This is from an interview I conducted with undergraduate math majors. We were talking about the idea of a “math genius” and what that means.
anyone who’s proficient at [math] is sort of seen as like proficient, it it sort of just seems almost incomprehensible
So he’s skeptical about the idea of the math genius. In a sense, he’s saying, people who don’t understand math, don’t even understand how it’s possible to understand math, so they feel that people who do understand math must be put together differently from you and me. This fits in well with what I said yesterday about epistemicity. Math is basically a way of knowing.
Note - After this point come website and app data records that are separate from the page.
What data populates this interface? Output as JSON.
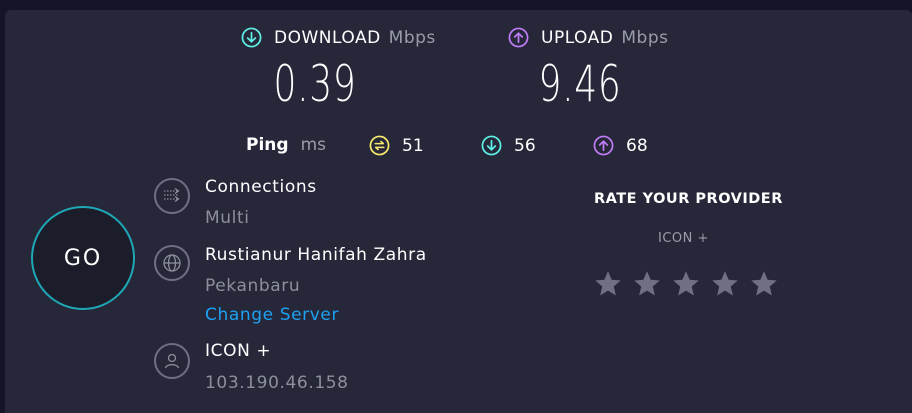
{
  "download": {
    "label": "DOWNLOAD",
    "unit": "Mbps",
    "value": "0.39"
  },
  "upload": {
    "label": "UPLOAD",
    "unit": "Mbps",
    "value": "9.46"
  },
  "ping": {
    "label": "Ping",
    "unit": "ms",
    "idle": "51",
    "download": "56",
    "upload": "68"
  },
  "go_label": "GO",
  "connections": {
    "title": "Connections",
    "value": "Multi"
  },
  "server": {
    "name": "Rustianur Hanifah Zahra",
    "location": "Pekanbaru",
    "change_label": "Change Server"
  },
  "provider": {
    "name": "ICON +",
    "ip": "103.190.46.158"
  },
  "rate": {
    "title": "RATE YOUR PROVIDER",
    "provider_name": "ICON +",
    "stars_total": 5,
    "stars_selected": 0
  },
  "colors": {
    "download_accent": "#5ff0e6",
    "upload_accent": "#c07cf5",
    "ping_accent": "#f6e96b",
    "go_ring": "#1fa7b5",
    "link": "#1da1f2",
    "star": "#6f7182"
  },
  "icons": {
    "download": "arrow-down-circle-icon",
    "upload": "arrow-up-circle-icon",
    "ping": "jitter-circle-icon",
    "connections": "connections-icon",
    "server": "globe-icon",
    "provider": "user-icon",
    "star": "star-icon"
  }
}
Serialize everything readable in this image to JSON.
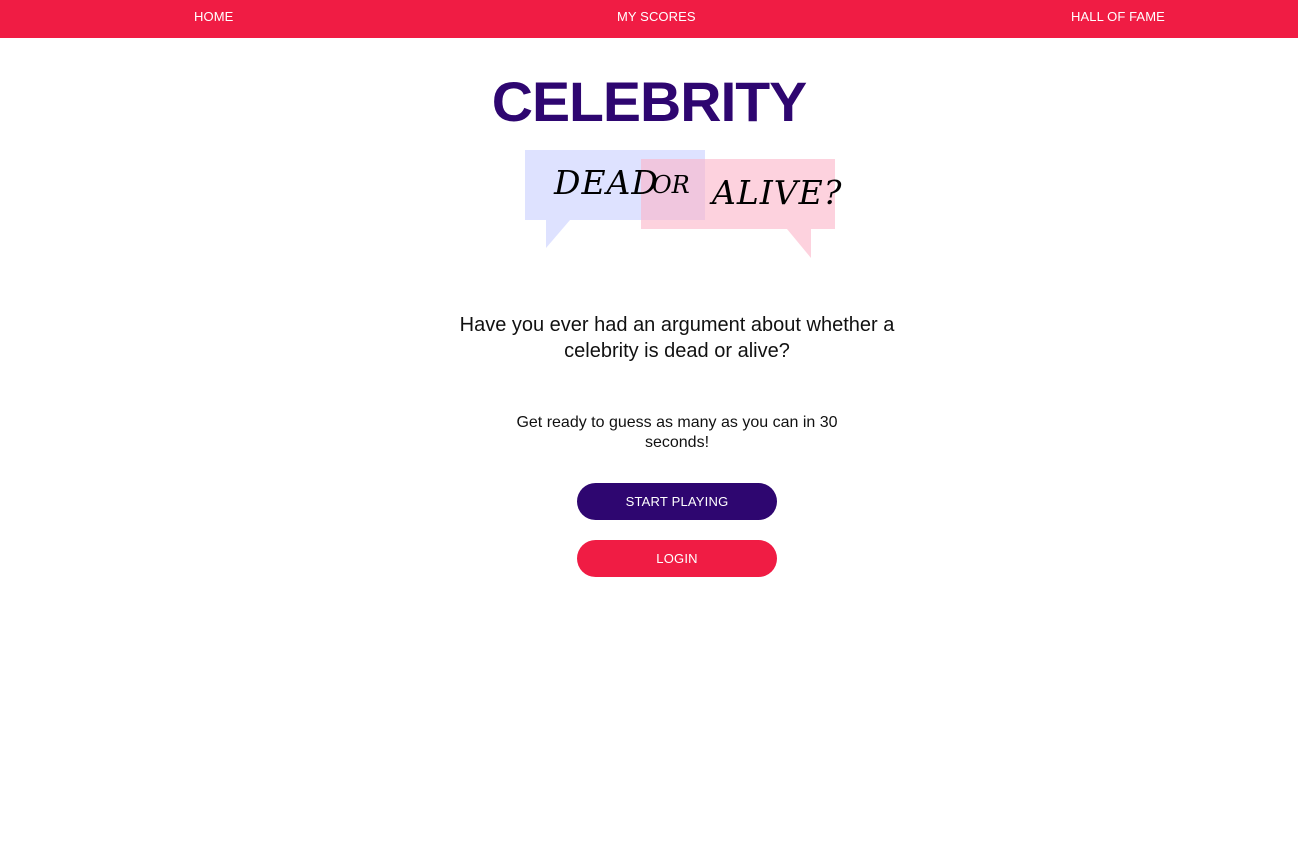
{
  "nav": {
    "home": "HOME",
    "my_scores": "MY SCORES",
    "hall_of_fame": "HALL OF FAME"
  },
  "logo": {
    "title": "CELEBRITY",
    "word_dead": "DEAD",
    "word_or": "OR",
    "word_alive": "ALIVE?"
  },
  "intro": {
    "question": "Have you ever had an argument about whether a celebrity is dead or alive?",
    "instructions": "Get ready to guess as many as you can in 30 seconds!"
  },
  "buttons": {
    "start_label": "START PLAYING",
    "login_label": "LOGIN"
  },
  "colors": {
    "brand_red": "#f01c44",
    "brand_purple": "#2e0670",
    "bubble_blue": "#c8ceff",
    "bubble_pink": "#fbb4c8"
  }
}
But on top of that, look at all the hedging he does: sort of, like, just, almost. What’s up with that? Maybe, since he’s putting words in the mouths of non-“math people,” he’s acknowledging that he can’t speak for them with complete certainty. But that’s just my first impression; I’ll have to see what role hedging plays in other parts of the interview. In any case, it struck me that such an expression of uncertainty would show up in a discussion of math, the domain with the most possibility of absolute certainty.